What you will do. The records follow. Copy them exactly, but omit the pictures.

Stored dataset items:
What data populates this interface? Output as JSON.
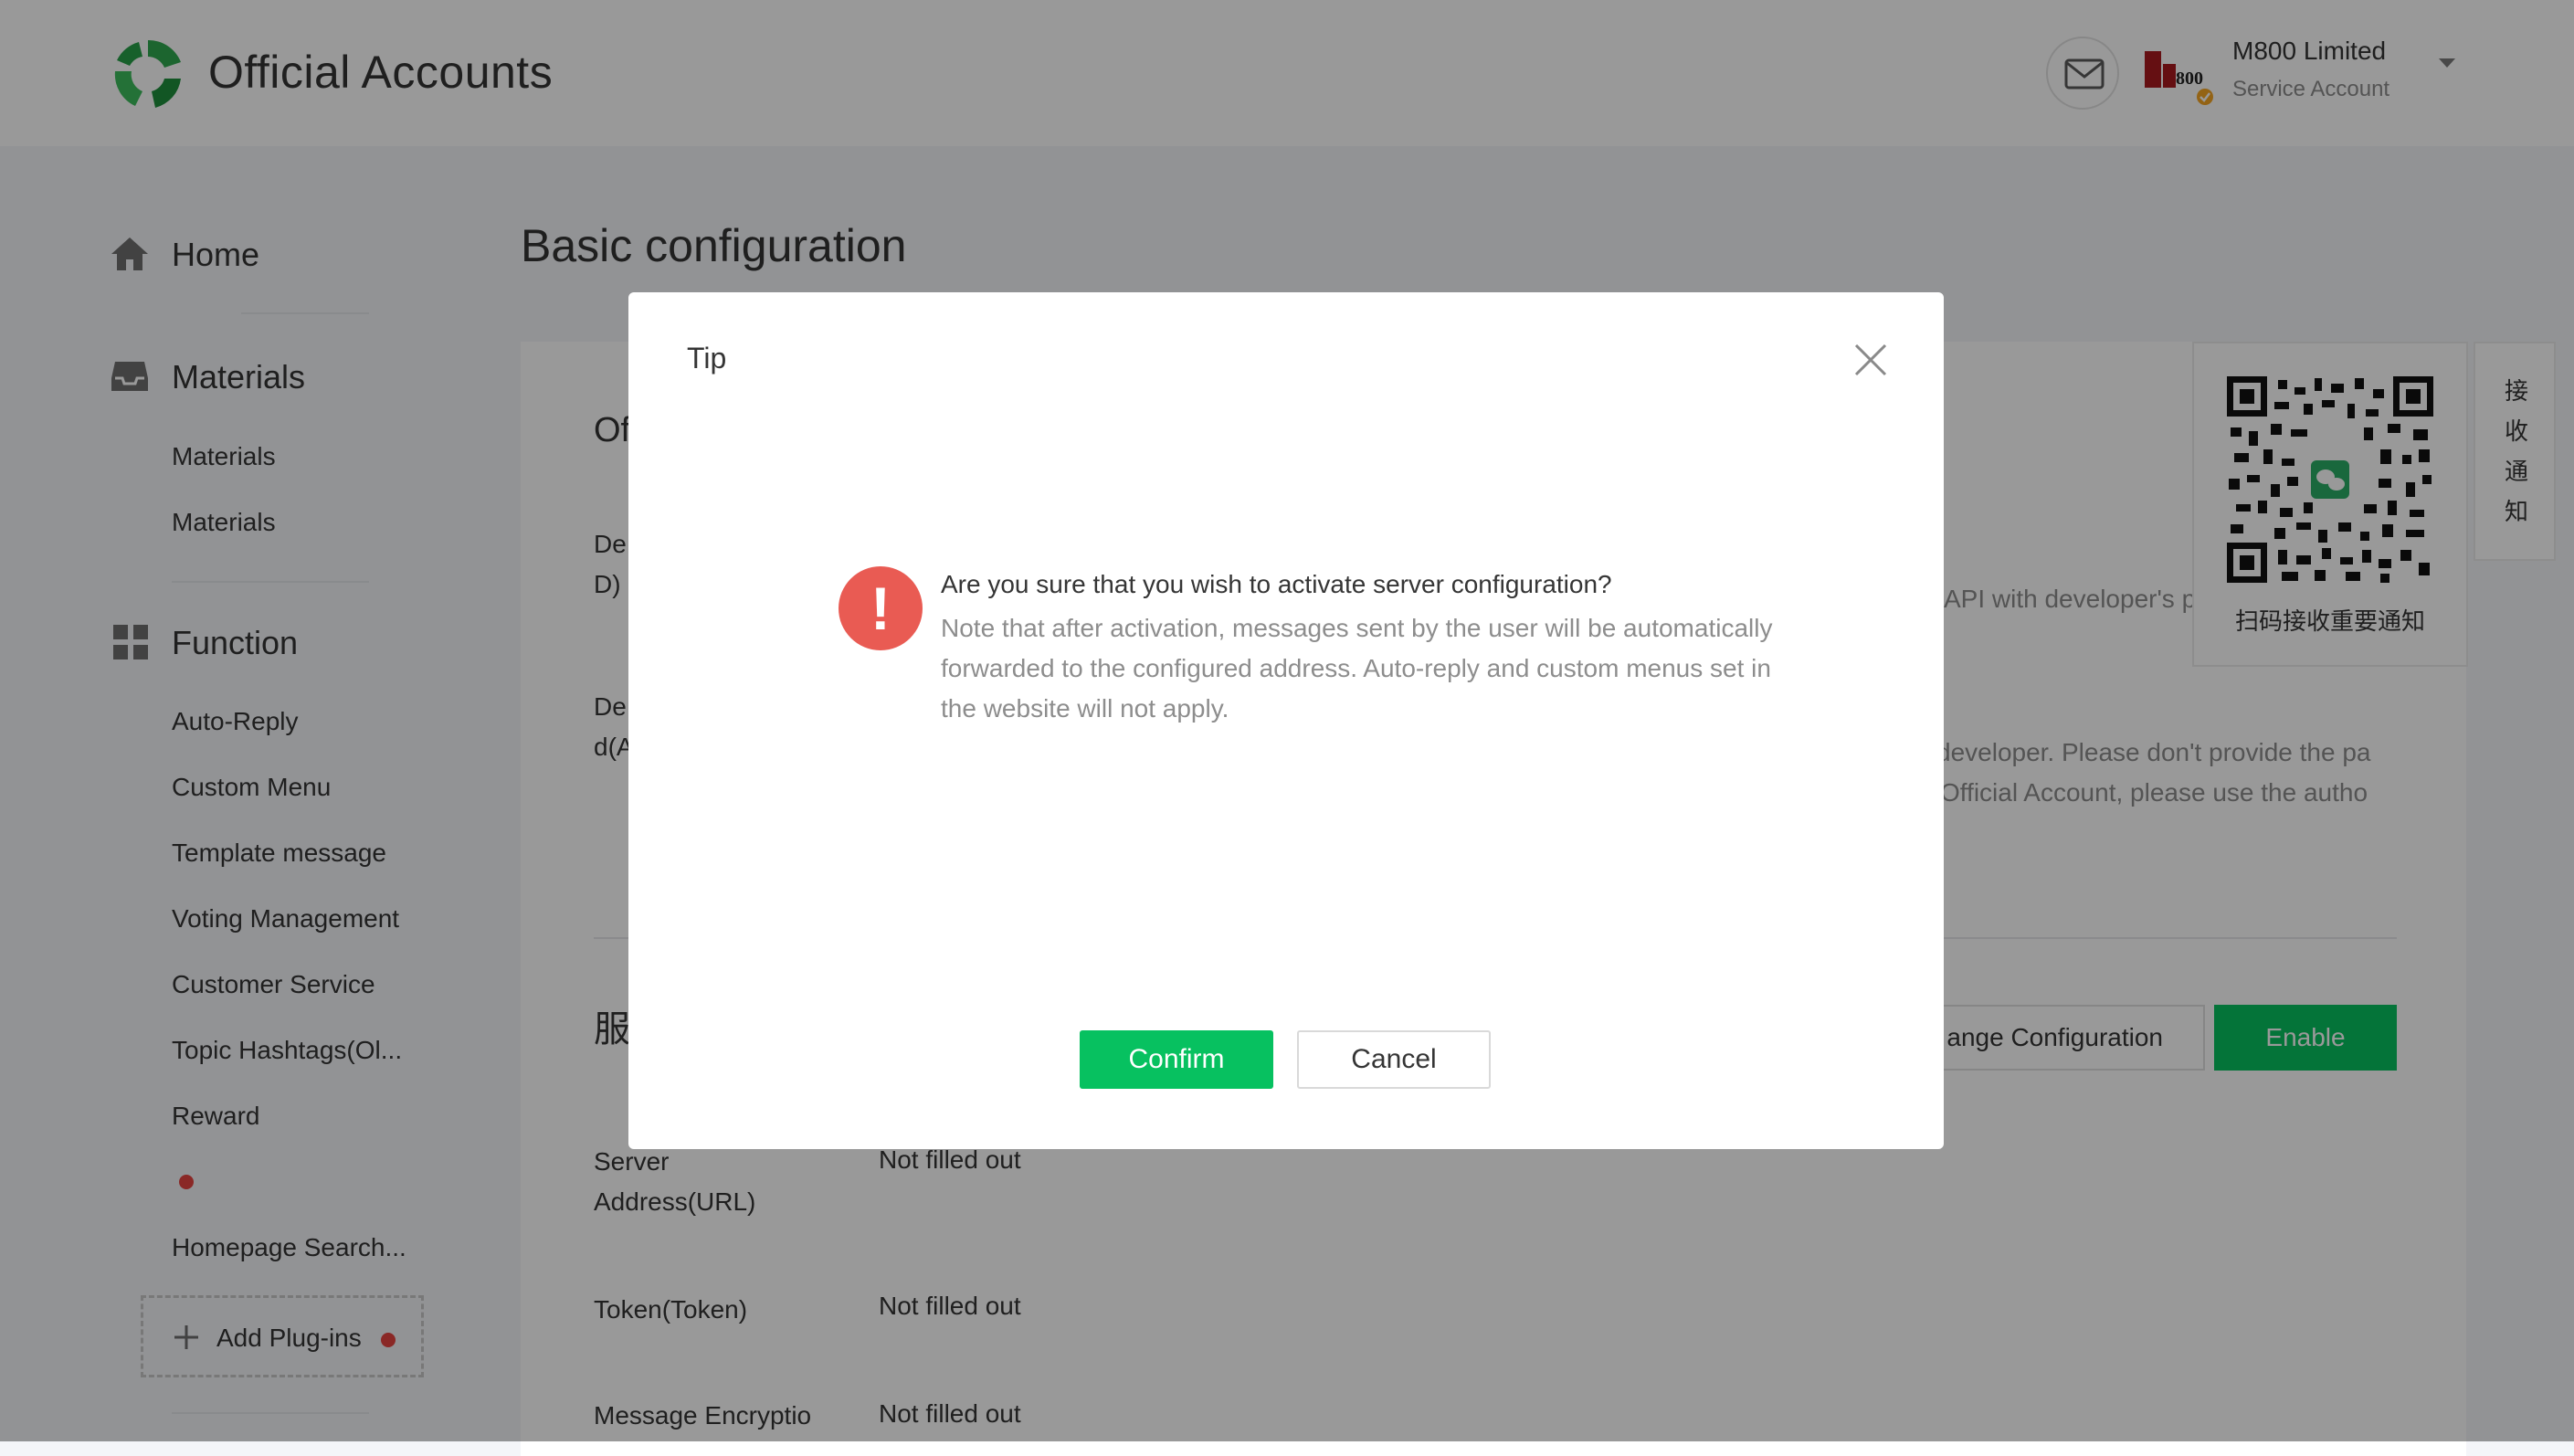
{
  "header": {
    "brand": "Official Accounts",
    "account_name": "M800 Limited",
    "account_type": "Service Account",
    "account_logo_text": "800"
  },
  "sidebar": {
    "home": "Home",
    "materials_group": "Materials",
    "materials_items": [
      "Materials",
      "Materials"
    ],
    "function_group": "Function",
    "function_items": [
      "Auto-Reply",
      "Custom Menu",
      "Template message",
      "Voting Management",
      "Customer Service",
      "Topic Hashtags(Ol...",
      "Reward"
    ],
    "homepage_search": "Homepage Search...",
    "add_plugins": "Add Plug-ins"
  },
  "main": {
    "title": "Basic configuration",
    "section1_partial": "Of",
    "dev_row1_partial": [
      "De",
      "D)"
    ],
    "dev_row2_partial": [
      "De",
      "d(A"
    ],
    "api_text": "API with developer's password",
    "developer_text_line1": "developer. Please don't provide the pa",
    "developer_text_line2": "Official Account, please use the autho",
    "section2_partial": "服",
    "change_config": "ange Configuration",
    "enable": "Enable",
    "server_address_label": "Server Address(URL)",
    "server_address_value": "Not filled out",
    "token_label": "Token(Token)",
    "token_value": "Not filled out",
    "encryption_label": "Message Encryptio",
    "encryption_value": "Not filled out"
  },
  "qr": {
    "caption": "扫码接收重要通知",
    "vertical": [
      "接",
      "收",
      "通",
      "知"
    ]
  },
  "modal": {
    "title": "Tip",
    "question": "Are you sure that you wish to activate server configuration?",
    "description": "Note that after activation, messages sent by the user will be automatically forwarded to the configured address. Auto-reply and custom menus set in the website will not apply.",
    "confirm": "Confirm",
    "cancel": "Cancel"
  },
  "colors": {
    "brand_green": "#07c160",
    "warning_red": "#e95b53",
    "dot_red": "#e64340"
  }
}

Exercise response.
What data populates this interface? Output as JSON.
{
  "header": {
    "brand": "Official Accounts",
    "account_name": "M800 Limited",
    "account_type": "Service Account",
    "account_logo_text": "800"
  },
  "sidebar": {
    "home": "Home",
    "materials_group": "Materials",
    "materials_items": [
      "Materials",
      "Materials"
    ],
    "function_group": "Function",
    "function_items": [
      "Auto-Reply",
      "Custom Menu",
      "Template message",
      "Voting Management",
      "Customer Service",
      "Topic Hashtags(Ol...",
      "Reward"
    ],
    "homepage_search": "Homepage Search...",
    "add_plugins": "Add Plug-ins"
  },
  "main": {
    "title": "Basic configuration",
    "section1_partial": "Of",
    "dev_row1_partial": [
      "De",
      "D)"
    ],
    "dev_row2_partial": [
      "De",
      "d(A"
    ],
    "api_text": "API with developer's password",
    "developer_text_line1": "developer. Please don't provide the pa",
    "developer_text_line2": "Official Account, please use the autho",
    "section2_partial": "服",
    "change_config": "ange Configuration",
    "enable": "Enable",
    "server_address_label": "Server Address(URL)",
    "server_address_value": "Not filled out",
    "token_label": "Token(Token)",
    "token_value": "Not filled out",
    "encryption_label": "Message Encryptio",
    "encryption_value": "Not filled out"
  },
  "qr": {
    "caption": "扫码接收重要通知",
    "vertical": [
      "接",
      "收",
      "通",
      "知"
    ]
  },
  "modal": {
    "title": "Tip",
    "question": "Are you sure that you wish to activate server configuration?",
    "description": "Note that after activation, messages sent by the user will be automatically forwarded to the configured address. Auto-reply and custom menus set in the website will not apply.",
    "confirm": "Confirm",
    "cancel": "Cancel"
  },
  "colors": {
    "brand_green": "#07c160",
    "warning_red": "#e95b53",
    "dot_red": "#e64340"
  }
}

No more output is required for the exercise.